Offers humanitarian studies fall fellowship with Indiana University
BRIDGEVIEW, IL (28 July 2020) — Zakat Foundation of America has announced the creation of the Zakat Foundation Institute, an independent nonprofit graduate school aiming to professionalize Muslim charitable work and award masters degrees in humanitarian and development studies to candidates from the Islamic philanthropic sector.
The Institute plans to inaugurate its ambitious program this fall – in partnership with the Indiana University Lilly Family School of Philanthropy – by offering 10 Muslim Philanthropy and Humanitarian Studies Fellowship awards to prospective students with a proven commitment of service to Muslim charities.
“Muslim charitable work has grown exponentially in the last two decades, as has the legion of people who have dedicated themselves to making that happen,” says Halil Demir, founding executive director of Zakat Foundation and author of 9 Myths About Muslim Charities.
“It’s really past time that we focus a deliberately analytical and reflective eye on what we are doing as Muslim humanitarians,” he says, “and on the fast-changing and, honestly, daunting environments we are doing it in.

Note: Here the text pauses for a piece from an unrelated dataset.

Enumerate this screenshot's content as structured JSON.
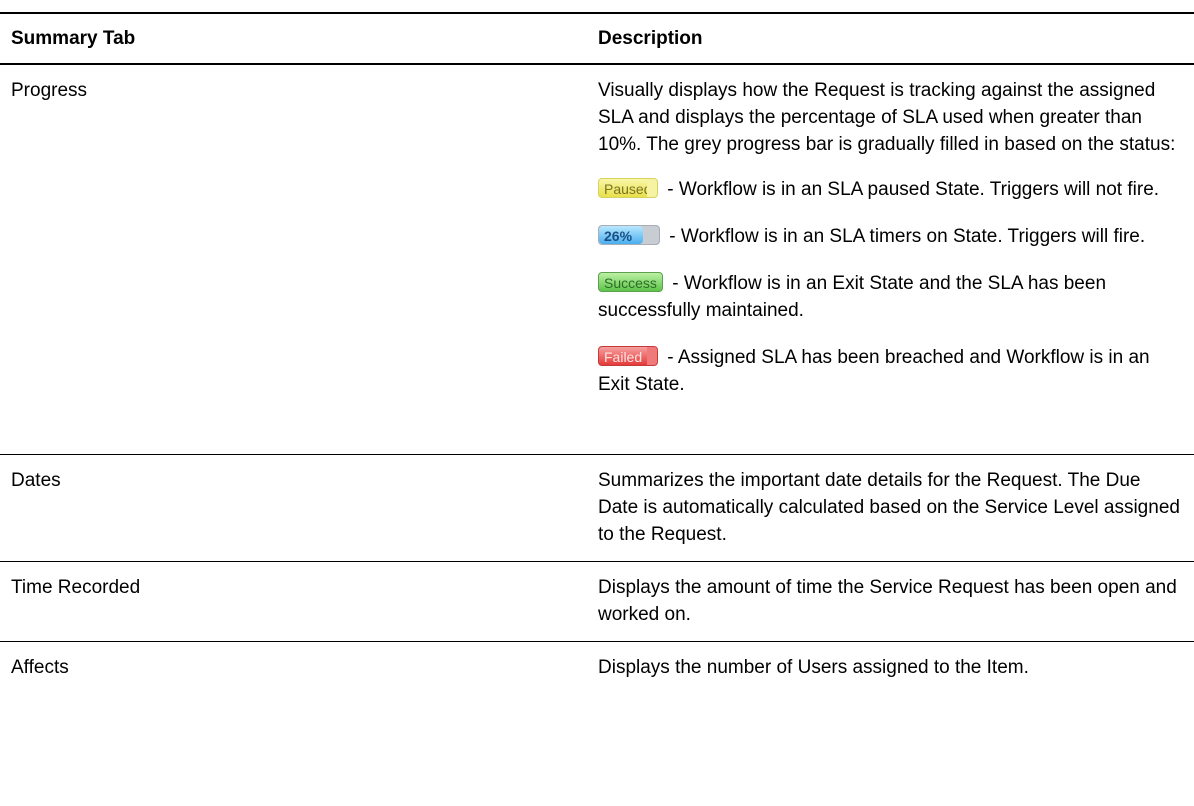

Demir says Muslim charities need the self-critique and to hone their approaches to Islamic humanitarianism. He also notes the serious need to raise the professional qualifications and prospects of those who choose this life of service.
“And, frankly, we need to be just as serious about where the Muslim philanthropic industry, if you will, will take its servants in their own personal and spiritual lives,” he says.
To help answer these concerns, Demir has enlisted the independent help of the Center on Muslim Philanthropy (CMP), a team of academics and educational management experts. They’re guiding the Zakat Foundation Institute through the higher education maze to becoming fully and independently operational, and accredited to award graduate certifications and degrees, in just 3 to 5 years.
That’s “ambitious but achievable,” according to CMP’s Rasheed Ahmed, set to become Zakat Foundation Institute’s founding executive director.
Beginning just a month from now, in the 2020 Fall Semester, selected Zakat Foundation Institute Fellows will embark on a one-year program requiring them to complete 18 graduate credits at the Indiana University Lilly Family School of Philanthropy. Successful fulfillment will lead the students to a Graduate Certificate in Philanthropic Studies from Indiana University.
Simultaneously, they will earn a Graduate Certificate in Muslim Philanthropy and Humanitarian Studies from Zakat Foundation Institute. The program is part of the newly established Muslim Philanthropy Initiative at IU’s Lilly Family School of Philanthropy.
Zakat Foundation will fully fund the Fellowship, which CMP helped establish, and through it will cover all IU tuition costs for required courses. But Kamran Chaudri, who’s managing the legal implementation of Zakat Foundation Institute’s launch and work with CMP, as Zakat Foundation’s general counsel, says the Institute has begun its own life as a nonprofit independent from the Foundation itself.
“Zakat Foundation initiated the Institute and will support it with grants and hold a reserved seat on its board of directors, but it will function otherwise separately, with its own staff, assets, and direction,” he says.
He notes this kind of initiative is not an entirely new experience for Zakat Foundation, as it previously launched the now internationally thriving Khalil Center, a psychological and spiritual community wellness institution, though as a project of Zakat Foundation.
Since all required coursework for the Fellowship will occur online, with a limited in-person seminar, organizers see no coronavirus complications for chosen fellows, half from the US, with their counterparts international students, including several Rohingya refugees living and serving as humanitarian workers in the teeming, squalid camps of Bangladesh.